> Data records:
####

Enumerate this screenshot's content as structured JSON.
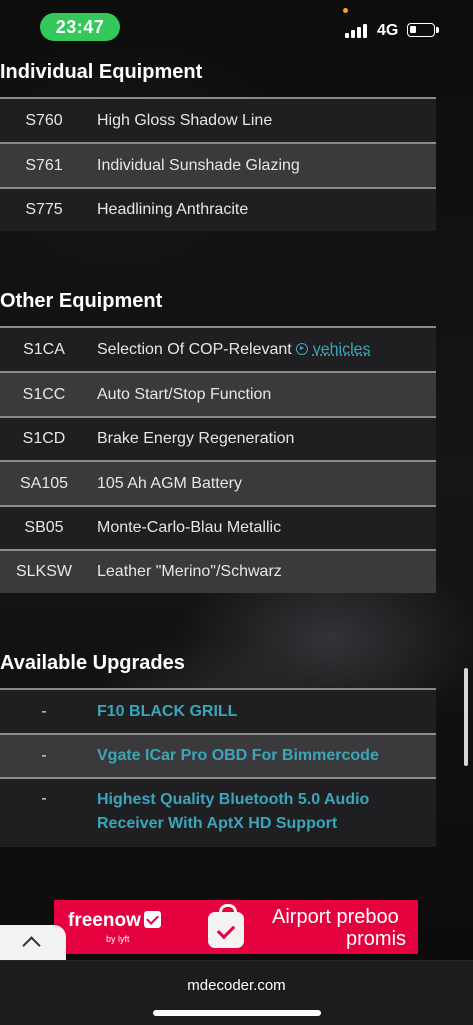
{
  "status_bar": {
    "time": "23:47",
    "network": "4G",
    "accent": "#34c759"
  },
  "sections": {
    "individual": {
      "title": "Individual Equipment",
      "rows": [
        {
          "code": "S760",
          "desc": "High Gloss Shadow Line"
        },
        {
          "code": "S761",
          "desc": "Individual Sunshade Glazing"
        },
        {
          "code": "S775",
          "desc": "Headlining Anthracite"
        }
      ]
    },
    "other": {
      "title": "Other Equipment",
      "rows": [
        {
          "code": "S1CA",
          "desc": "Selection Of COP-Relevant",
          "link": "vehicles"
        },
        {
          "code": "S1CC",
          "desc": "Auto Start/Stop Function"
        },
        {
          "code": "S1CD",
          "desc": "Brake Energy Regeneration"
        },
        {
          "code": "SA105",
          "desc": "105 Ah AGM Battery"
        },
        {
          "code": "SB05",
          "desc": "Monte-Carlo-Blau Metallic"
        },
        {
          "code": "SLKSW",
          "desc": "Leather \"Merino\"/Schwarz"
        }
      ]
    },
    "upgrades": {
      "title": "Available Upgrades",
      "rows": [
        {
          "code": "-",
          "desc": "F10 BLACK GRILL"
        },
        {
          "code": "-",
          "desc": "Vgate ICar Pro OBD For Bimmercode"
        },
        {
          "code": "-",
          "desc": "Highest Quality Bluetooth 5.0 Audio Receiver With AptX HD Support"
        }
      ]
    }
  },
  "ad": {
    "brand": "freenow",
    "brand_sub": "by lyft",
    "text_line1": "Airport preboo",
    "text_line2": "promis",
    "color": "#e5003e"
  },
  "browser": {
    "url": "mdecoder.com"
  },
  "colors": {
    "link": "#3aa6b9",
    "row_dark": "#1f1f21",
    "row_light": "#3a3a3d"
  }
}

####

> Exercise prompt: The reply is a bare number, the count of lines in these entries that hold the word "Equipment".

> Completed task: 2